If you’re a Melbournian like me, returning to a ‘lockdown’ state again is far from ideal. There seems to be mixed emotions of anger, frustration, fear, anxiety combined with a sense of relief and hope. Schools, businesses & therapy closing down only seems to fuel these emotions.
But it’s important that we can still be proactive in the presence of these circulating feelings- that these emotions don’t dominate, dictate and control ourindividual circumstances. Reminding ourselves too,that we’vebeen here before.We know more what to expect. We have a choice ofhow we react. No amount of resentment or remorse will move us out of this situation. It only keeps us in the past, feeds our negative thoughts and prevents our ability to accept our current spot.
Personally, for every challenge that I have encountered – it seems that each obstacle I face becomes easier to navigate. Whilst these challenges appearto be never-ending they onlyseemto strengthen my resilience, my ability to navigate them or even mitigate them. Although theassociatedfeelings and emotions are still present but don’t shape my direction or trajectory.
For me, it’s always been helpful to brainstorm how best I can prepare for or address anynew challenge.
So, try asking yourselfor another –“What will things look like for me?” Surely, this would help us prepare for the return to this isolation stage.
After experiencing lockdown before, I’m sure there are things we have learnt and can draw on to ensure that this stage is easier to withstand.
So, what do we need to contemplate?
Perhaps ask yourself –
- What things did I learn from isolation last time?

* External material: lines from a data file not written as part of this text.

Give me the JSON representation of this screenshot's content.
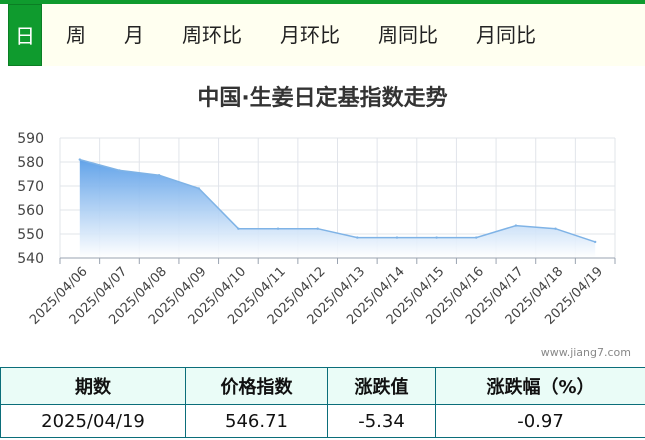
{
  "tabs": [
    {
      "label": "日",
      "active": true
    },
    {
      "label": "周",
      "active": false
    },
    {
      "label": "月",
      "active": false
    },
    {
      "label": "周环比",
      "active": false
    },
    {
      "label": "月环比",
      "active": false
    },
    {
      "label": "周同比",
      "active": false
    },
    {
      "label": "月同比",
      "active": false
    }
  ],
  "watermark": "www.jiang7.com",
  "colors": {
    "accent": "#0f9b2e",
    "line": "#7fb3e6",
    "fill_top": "#6fa8e6",
    "table_border": "#0b6e7a"
  },
  "chart_data": {
    "type": "area",
    "title": "中国·生姜日定基指数走势",
    "x": [
      "2025/04/06",
      "2025/04/07",
      "2025/04/08",
      "2025/04/09",
      "2025/04/10",
      "2025/04/11",
      "2025/04/12",
      "2025/04/13",
      "2025/04/14",
      "2025/04/15",
      "2025/04/16",
      "2025/04/17",
      "2025/04/18",
      "2025/04/19"
    ],
    "values": [
      581,
      576.5,
      574.5,
      569,
      552.2,
      552.2,
      552.2,
      548.5,
      548.5,
      548.5,
      548.5,
      553.5,
      552.2,
      546.71
    ],
    "ylim": [
      540,
      590
    ],
    "yticks": [
      540,
      550,
      560,
      570,
      580,
      590
    ],
    "grid": true
  },
  "table": {
    "headers": [
      "期数",
      "价格指数",
      "涨跌值",
      "涨跌幅（%）"
    ],
    "rows": [
      [
        "2025/04/19",
        "546.71",
        "-5.34",
        "-0.97"
      ]
    ]
  }
}
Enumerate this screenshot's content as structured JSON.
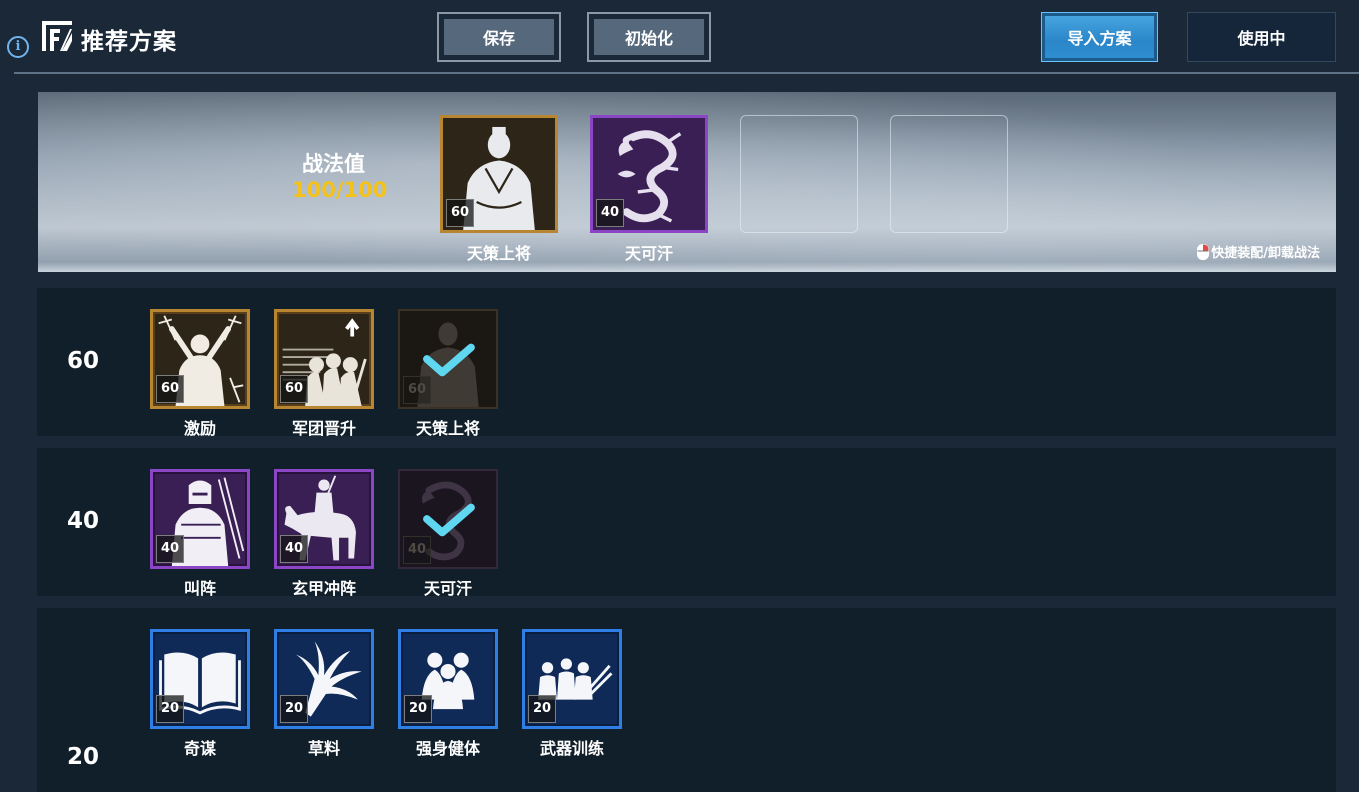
{
  "header": {
    "title": "推荐方案",
    "save_label": "保存",
    "reset_label": "初始化",
    "import_label": "导入方案",
    "in_use_label": "使用中"
  },
  "banner": {
    "points_label": "战法值",
    "points_value": "100/100",
    "equipped": [
      {
        "name": "天策上将",
        "level": "60",
        "tier": "gold"
      },
      {
        "name": "天可汗",
        "level": "40",
        "tier": "purple"
      }
    ],
    "empty_slots": 2,
    "hint": "快捷装配/卸载战法"
  },
  "rows": [
    {
      "level": "60",
      "cards": [
        {
          "name": "激励",
          "badge": "60",
          "tier": "gold",
          "icon": "rallying-warrior-icon",
          "selected": false
        },
        {
          "name": "军团晋升",
          "badge": "60",
          "tier": "gold",
          "icon": "legion-promotion-icon",
          "selected": false
        },
        {
          "name": "天策上将",
          "badge": "60",
          "tier": "gold",
          "icon": "general-portrait-icon",
          "selected": true
        }
      ]
    },
    {
      "level": "40",
      "cards": [
        {
          "name": "叫阵",
          "badge": "40",
          "tier": "purple",
          "icon": "challenger-warrior-icon",
          "selected": false
        },
        {
          "name": "玄甲冲阵",
          "badge": "40",
          "tier": "purple",
          "icon": "armored-cavalry-icon",
          "selected": false
        },
        {
          "name": "天可汗",
          "badge": "40",
          "tier": "purple",
          "icon": "dragon-icon",
          "selected": true
        }
      ]
    },
    {
      "level": "20",
      "cards": [
        {
          "name": "奇谋",
          "badge": "20",
          "tier": "blue",
          "icon": "open-book-icon",
          "selected": false
        },
        {
          "name": "草料",
          "badge": "20",
          "tier": "blue",
          "icon": "fodder-sheaf-icon",
          "selected": false
        },
        {
          "name": "强身健体",
          "badge": "20",
          "tier": "blue",
          "icon": "soldiers-fitness-icon",
          "selected": false
        },
        {
          "name": "武器训练",
          "badge": "20",
          "tier": "blue",
          "icon": "weapon-training-icon",
          "selected": false
        }
      ]
    }
  ],
  "colors": {
    "background": "#1b2838",
    "row_bg": "#111f2b",
    "gold_frame": "#b88530",
    "purple_frame": "#8b46c6",
    "blue_frame": "#2e7ee6",
    "points_value": "#f4c21a",
    "check": "#5fd7f0",
    "import_button": "#3597d8"
  }
}
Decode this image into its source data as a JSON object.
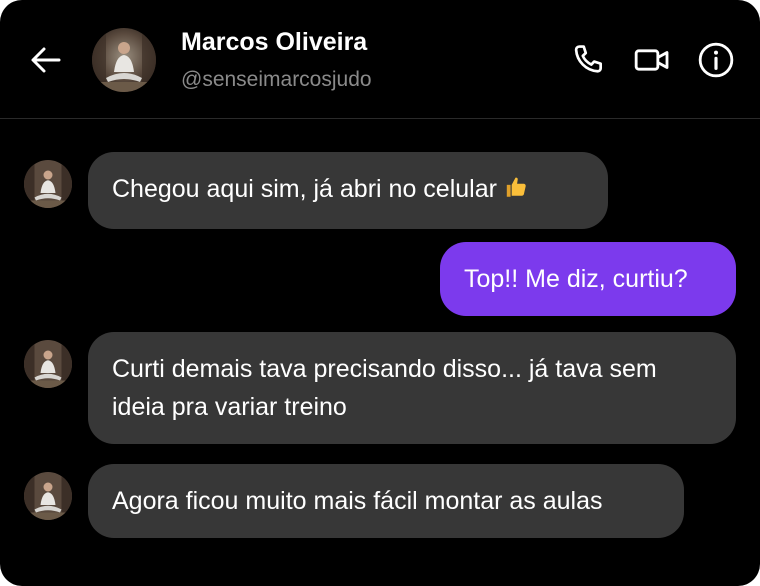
{
  "header": {
    "back_icon": "arrow-left-icon",
    "contact_name": "Marcos Oliveira",
    "contact_handle": "@senseimarcosjudo",
    "avatar": "avatar-photo-meditating-person",
    "actions": [
      {
        "icon": "phone-icon"
      },
      {
        "icon": "video-camera-icon"
      },
      {
        "icon": "info-icon"
      }
    ]
  },
  "messages": [
    {
      "direction": "incoming",
      "text": "Chegou aqui sim, já abri no celular",
      "emoji": "thumbs-up"
    },
    {
      "direction": "outgoing",
      "text": "Top!! Me diz, curtiu?"
    },
    {
      "direction": "incoming",
      "text": "Curti demais tava precisando disso... já tava sem ideia pra variar treino"
    },
    {
      "direction": "incoming",
      "text": "Agora ficou muito mais fácil montar as aulas"
    }
  ],
  "colors": {
    "background": "#000000",
    "incoming_bubble": "#373737",
    "outgoing_bubble": "#7c3aed",
    "text": "#ffffff",
    "handle_text": "#8a8a8a"
  }
}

- What things did I incorporate into my environment that I want to continue?
- What helped me get through first lockdown?
- What are the learnings I can take from the things that didn’t go so well? What things should I avoid?
- What are my main fears about returning to lockdown again ? Are these fears associated with my own behaviours and actions or other people’s? How can I act/ or educate others to minimise my concerns?
Reflecting on your experiences and knowing how you feel about returning to this isolation is a great way of identifying your fears, purposes and values. Surely, identifying these actions makes problems that we may face easier to tackle or navigate. Reduce the inevitable uncertainty that lies ahead and the associated anxiety!
Try drawing on your past experience of lockdown to ensure that this stage is easier to withstand!